  • Ability to cut fine detail
  • No need to design or cut “dog bones” in square pieces that fit together
  • “Finished” edges without worrying about tearout or splintering.
  • Ability to label pieces easily
  • Assuming your wood is relatively flat, no need for any clamping solution…just toss the wood on the bed.

As for what you will need in addition to a standard MPCNC/LowerRider build:

  • A laser mount to attach the laser to your Z axis.
  • A piece of sheet metal to protect the spoil board.
  • Something to lift the work off the sheet metal (aluminum honeycomb or some other form of mesh).
  • Air assist as outlined by Tom. I use an aquarium pump.
  • Fume handling as suggested by Tom (optional and depends on your situation).
  • I highly recommend the purchase of LightBurn ($60) as the software to drive your laser cutting.

As for setting off a smoke detector, I’m guessing it will depend on the detector.
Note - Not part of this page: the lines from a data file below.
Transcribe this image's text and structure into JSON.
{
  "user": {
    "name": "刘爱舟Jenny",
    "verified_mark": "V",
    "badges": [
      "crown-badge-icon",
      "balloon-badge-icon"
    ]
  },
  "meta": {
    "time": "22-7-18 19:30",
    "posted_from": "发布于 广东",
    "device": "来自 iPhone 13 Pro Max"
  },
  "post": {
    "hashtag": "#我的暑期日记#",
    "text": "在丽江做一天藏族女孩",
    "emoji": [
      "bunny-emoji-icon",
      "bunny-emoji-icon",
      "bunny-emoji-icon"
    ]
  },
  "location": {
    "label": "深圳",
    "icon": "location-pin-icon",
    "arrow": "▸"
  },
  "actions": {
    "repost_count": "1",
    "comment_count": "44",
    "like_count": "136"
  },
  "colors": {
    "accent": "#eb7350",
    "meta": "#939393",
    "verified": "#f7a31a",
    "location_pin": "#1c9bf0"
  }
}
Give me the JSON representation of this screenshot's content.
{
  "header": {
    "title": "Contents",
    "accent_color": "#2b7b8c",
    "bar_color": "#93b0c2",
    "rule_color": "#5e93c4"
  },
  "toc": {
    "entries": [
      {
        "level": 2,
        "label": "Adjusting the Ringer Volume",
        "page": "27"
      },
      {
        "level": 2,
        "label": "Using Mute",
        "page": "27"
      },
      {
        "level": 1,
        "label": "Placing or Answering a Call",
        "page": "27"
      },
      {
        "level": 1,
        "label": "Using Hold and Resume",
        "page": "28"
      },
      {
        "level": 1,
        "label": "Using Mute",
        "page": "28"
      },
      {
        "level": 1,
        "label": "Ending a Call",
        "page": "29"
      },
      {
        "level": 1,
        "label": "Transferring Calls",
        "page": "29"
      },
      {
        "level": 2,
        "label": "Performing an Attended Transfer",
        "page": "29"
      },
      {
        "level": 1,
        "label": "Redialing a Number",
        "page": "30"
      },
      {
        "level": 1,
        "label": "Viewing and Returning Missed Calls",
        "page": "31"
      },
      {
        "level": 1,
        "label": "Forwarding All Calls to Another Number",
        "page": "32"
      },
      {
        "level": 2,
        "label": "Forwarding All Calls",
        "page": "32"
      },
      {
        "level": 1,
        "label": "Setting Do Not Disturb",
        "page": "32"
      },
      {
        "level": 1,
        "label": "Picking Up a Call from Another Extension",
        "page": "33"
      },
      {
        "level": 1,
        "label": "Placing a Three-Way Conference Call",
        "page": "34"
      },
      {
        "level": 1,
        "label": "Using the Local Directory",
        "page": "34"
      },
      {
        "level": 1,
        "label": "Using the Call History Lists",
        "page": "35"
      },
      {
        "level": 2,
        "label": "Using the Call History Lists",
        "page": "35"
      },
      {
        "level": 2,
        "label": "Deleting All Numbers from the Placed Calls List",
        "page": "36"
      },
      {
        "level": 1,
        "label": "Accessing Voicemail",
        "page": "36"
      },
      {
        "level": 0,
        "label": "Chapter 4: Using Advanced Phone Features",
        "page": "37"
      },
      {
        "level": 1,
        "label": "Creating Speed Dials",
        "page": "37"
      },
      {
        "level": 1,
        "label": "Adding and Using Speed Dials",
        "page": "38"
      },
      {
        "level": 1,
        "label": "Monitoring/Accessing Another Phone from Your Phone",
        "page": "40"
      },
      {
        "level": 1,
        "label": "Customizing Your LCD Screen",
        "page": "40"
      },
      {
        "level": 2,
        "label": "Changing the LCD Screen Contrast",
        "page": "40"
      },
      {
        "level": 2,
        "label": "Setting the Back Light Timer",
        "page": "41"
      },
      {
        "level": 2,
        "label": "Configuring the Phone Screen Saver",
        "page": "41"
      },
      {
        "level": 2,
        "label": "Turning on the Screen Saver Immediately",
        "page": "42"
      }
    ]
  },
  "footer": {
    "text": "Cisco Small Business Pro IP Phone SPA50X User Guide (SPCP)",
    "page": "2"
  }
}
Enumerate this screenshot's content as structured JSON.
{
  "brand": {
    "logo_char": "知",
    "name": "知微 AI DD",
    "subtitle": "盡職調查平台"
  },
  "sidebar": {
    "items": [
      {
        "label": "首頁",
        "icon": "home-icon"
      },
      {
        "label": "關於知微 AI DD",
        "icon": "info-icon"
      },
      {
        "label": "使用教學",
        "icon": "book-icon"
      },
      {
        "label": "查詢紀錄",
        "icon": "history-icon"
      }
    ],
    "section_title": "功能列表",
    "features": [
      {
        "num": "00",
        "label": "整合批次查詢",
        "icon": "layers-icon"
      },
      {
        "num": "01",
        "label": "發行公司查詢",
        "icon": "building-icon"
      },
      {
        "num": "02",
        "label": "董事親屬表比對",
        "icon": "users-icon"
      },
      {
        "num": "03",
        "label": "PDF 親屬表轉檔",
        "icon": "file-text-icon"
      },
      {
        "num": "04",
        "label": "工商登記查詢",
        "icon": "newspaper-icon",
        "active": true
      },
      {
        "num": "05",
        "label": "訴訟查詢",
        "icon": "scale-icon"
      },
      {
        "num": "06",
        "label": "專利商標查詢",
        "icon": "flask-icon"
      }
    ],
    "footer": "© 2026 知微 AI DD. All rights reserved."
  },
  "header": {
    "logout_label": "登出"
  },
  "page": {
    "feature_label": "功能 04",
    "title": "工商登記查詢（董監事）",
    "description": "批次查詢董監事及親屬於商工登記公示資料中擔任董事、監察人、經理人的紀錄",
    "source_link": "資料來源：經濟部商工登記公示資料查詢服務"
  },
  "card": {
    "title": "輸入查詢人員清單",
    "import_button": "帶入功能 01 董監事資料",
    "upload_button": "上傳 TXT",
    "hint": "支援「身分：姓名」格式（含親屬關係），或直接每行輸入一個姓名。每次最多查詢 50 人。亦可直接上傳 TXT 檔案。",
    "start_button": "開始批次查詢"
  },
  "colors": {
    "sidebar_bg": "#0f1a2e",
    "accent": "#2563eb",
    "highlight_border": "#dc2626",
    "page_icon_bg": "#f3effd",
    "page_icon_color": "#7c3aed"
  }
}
I’d guess it would set off one that uses particulates as a trigger, but it would not set off ones that uses IR unless the detector is poorly placed.

I run my CNC/laser in a well ventilated space but without any form of fume extraction. I don’t find the amount of smoke objectionable, nor the smell objectionable (too many years camping), but I do worry a bit since with plywood, I’m cutting glue as well as the wood, and I have no idea what kinds of chemicals the glue is putting off.

One thing I really like about the laser is how quiet it is. With the router, I confine my cutting to 10:30 am to 5:30 pm due to neighbors and members of my family. I use the laser whenever, including late and night and early in the morning.

Edit: And I wanted to mention, that if you are considering any laser engraving, and if you’ve not yet purchased your electronics, the SKR Pro is a somewhat better choice than the Rambo. If you are just cutting (laser or CNC), then either is just fine.